── Information supplied ──
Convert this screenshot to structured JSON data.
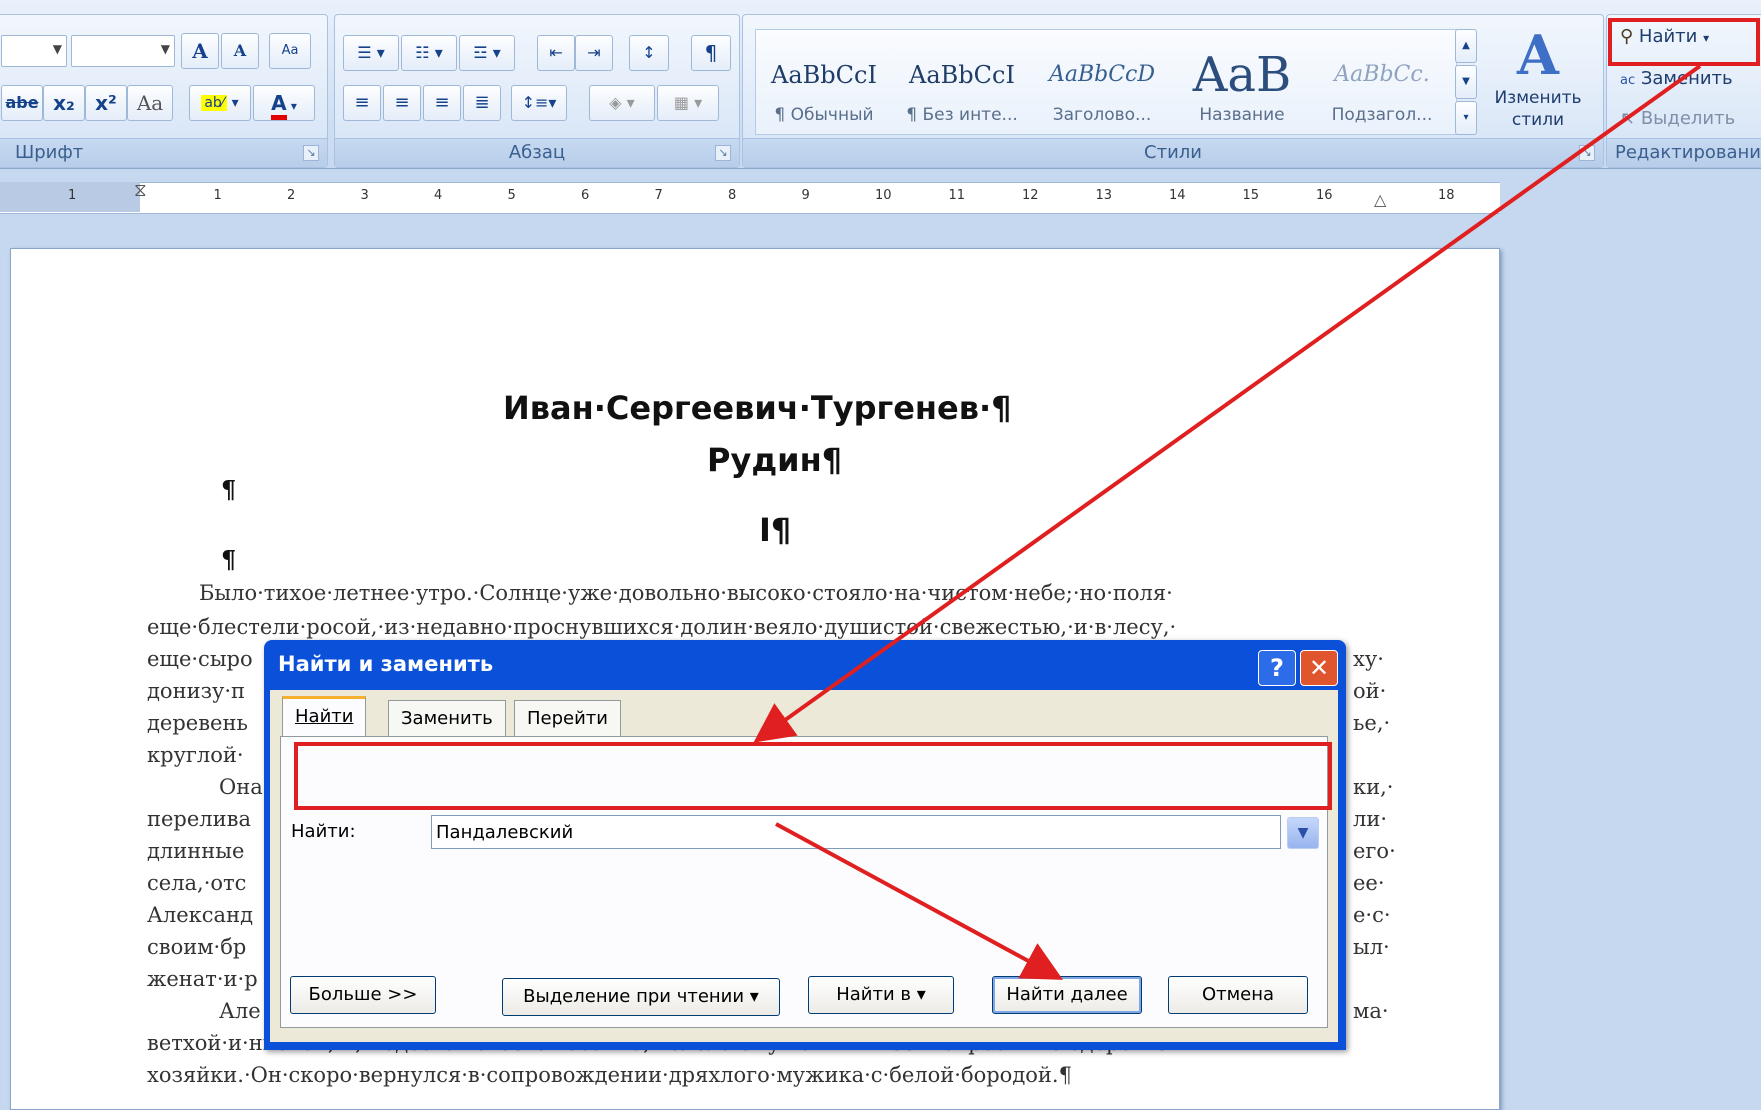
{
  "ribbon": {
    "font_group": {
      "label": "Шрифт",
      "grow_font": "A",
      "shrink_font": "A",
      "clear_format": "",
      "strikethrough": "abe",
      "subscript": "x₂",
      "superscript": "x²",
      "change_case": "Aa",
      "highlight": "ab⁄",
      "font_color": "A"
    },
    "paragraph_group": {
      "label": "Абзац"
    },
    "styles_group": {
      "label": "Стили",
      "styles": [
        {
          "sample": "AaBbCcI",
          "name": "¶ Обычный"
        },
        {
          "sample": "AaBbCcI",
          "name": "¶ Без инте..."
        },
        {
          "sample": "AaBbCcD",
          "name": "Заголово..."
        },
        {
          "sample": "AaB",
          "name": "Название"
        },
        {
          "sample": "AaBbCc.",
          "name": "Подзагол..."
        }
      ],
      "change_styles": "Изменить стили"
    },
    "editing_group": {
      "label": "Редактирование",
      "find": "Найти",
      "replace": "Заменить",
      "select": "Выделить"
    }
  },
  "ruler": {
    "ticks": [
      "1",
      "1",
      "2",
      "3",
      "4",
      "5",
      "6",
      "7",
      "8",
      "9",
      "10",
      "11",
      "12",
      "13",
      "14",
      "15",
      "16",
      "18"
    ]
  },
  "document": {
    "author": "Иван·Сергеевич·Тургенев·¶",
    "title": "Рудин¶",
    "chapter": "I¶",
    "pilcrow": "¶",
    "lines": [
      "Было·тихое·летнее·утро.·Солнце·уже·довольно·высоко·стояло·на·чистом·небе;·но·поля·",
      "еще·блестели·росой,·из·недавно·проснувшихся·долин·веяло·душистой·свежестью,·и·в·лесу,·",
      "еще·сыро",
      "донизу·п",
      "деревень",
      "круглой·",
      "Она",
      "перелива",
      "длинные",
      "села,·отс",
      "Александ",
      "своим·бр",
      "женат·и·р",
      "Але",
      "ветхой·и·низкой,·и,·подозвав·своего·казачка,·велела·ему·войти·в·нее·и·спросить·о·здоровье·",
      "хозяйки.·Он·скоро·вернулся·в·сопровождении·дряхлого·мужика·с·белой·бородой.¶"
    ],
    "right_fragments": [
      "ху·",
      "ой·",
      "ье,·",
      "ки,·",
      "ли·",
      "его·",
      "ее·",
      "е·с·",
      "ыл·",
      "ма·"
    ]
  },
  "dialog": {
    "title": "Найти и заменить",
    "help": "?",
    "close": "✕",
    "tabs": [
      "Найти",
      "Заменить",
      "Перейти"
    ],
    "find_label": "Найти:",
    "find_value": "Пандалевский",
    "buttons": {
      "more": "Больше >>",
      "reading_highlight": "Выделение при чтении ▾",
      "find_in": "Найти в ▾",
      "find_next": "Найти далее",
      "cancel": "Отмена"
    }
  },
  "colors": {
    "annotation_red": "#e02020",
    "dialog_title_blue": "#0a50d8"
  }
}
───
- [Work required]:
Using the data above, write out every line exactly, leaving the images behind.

- [Exercise solution]:
Convert this screenshot to structured JSON data.
{
  "ribbon": {
    "font_group": {
      "label": "Шрифт",
      "grow_font": "A",
      "shrink_font": "A",
      "clear_format": "",
      "strikethrough": "abe",
      "subscript": "x₂",
      "superscript": "x²",
      "change_case": "Aa",
      "highlight": "ab⁄",
      "font_color": "A"
    },
    "paragraph_group": {
      "label": "Абзац"
    },
    "styles_group": {
      "label": "Стили",
      "styles": [
        {
          "sample": "AaBbCcI",
          "name": "¶ Обычный"
        },
        {
          "sample": "AaBbCcI",
          "name": "¶ Без инте..."
        },
        {
          "sample": "AaBbCcD",
          "name": "Заголово..."
        },
        {
          "sample": "AaB",
          "name": "Название"
        },
        {
          "sample": "AaBbCc.",
          "name": "Подзагол..."
        }
      ],
      "change_styles": "Изменить стили"
    },
    "editing_group": {
      "label": "Редактирование",
      "find": "Найти",
      "replace": "Заменить",
      "select": "Выделить"
    }
  },
  "ruler": {
    "ticks": [
      "1",
      "1",
      "2",
      "3",
      "4",
      "5",
      "6",
      "7",
      "8",
      "9",
      "10",
      "11",
      "12",
      "13",
      "14",
      "15",
      "16",
      "18"
    ]
  },
  "document": {
    "author": "Иван·Сергеевич·Тургенев·¶",
    "title": "Рудин¶",
    "chapter": "I¶",
    "pilcrow": "¶",
    "lines": [
      "Было·тихое·летнее·утро.·Солнце·уже·довольно·высоко·стояло·на·чистом·небе;·но·поля·",
      "еще·блестели·росой,·из·недавно·проснувшихся·долин·веяло·душистой·свежестью,·и·в·лесу,·",
      "еще·сыро",
      "донизу·п",
      "деревень",
      "круглой·",
      "Она",
      "перелива",
      "длинные",
      "села,·отс",
      "Александ",
      "своим·бр",
      "женат·и·р",
      "Але",
      "ветхой·и·низкой,·и,·подозвав·своего·казачка,·велела·ему·войти·в·нее·и·спросить·о·здоровье·",
      "хозяйки.·Он·скоро·вернулся·в·сопровождении·дряхлого·мужика·с·белой·бородой.¶"
    ],
    "right_fragments": [
      "ху·",
      "ой·",
      "ье,·",
      "ки,·",
      "ли·",
      "его·",
      "ее·",
      "е·с·",
      "ыл·",
      "ма·"
    ]
  },
  "dialog": {
    "title": "Найти и заменить",
    "help": "?",
    "close": "✕",
    "tabs": [
      "Найти",
      "Заменить",
      "Перейти"
    ],
    "find_label": "Найти:",
    "find_value": "Пандалевский",
    "buttons": {
      "more": "Больше >>",
      "reading_highlight": "Выделение при чтении ▾",
      "find_in": "Найти в ▾",
      "find_next": "Найти далее",
      "cancel": "Отмена"
    }
  },
  "colors": {
    "annotation_red": "#e02020",
    "dialog_title_blue": "#0a50d8"
  }
}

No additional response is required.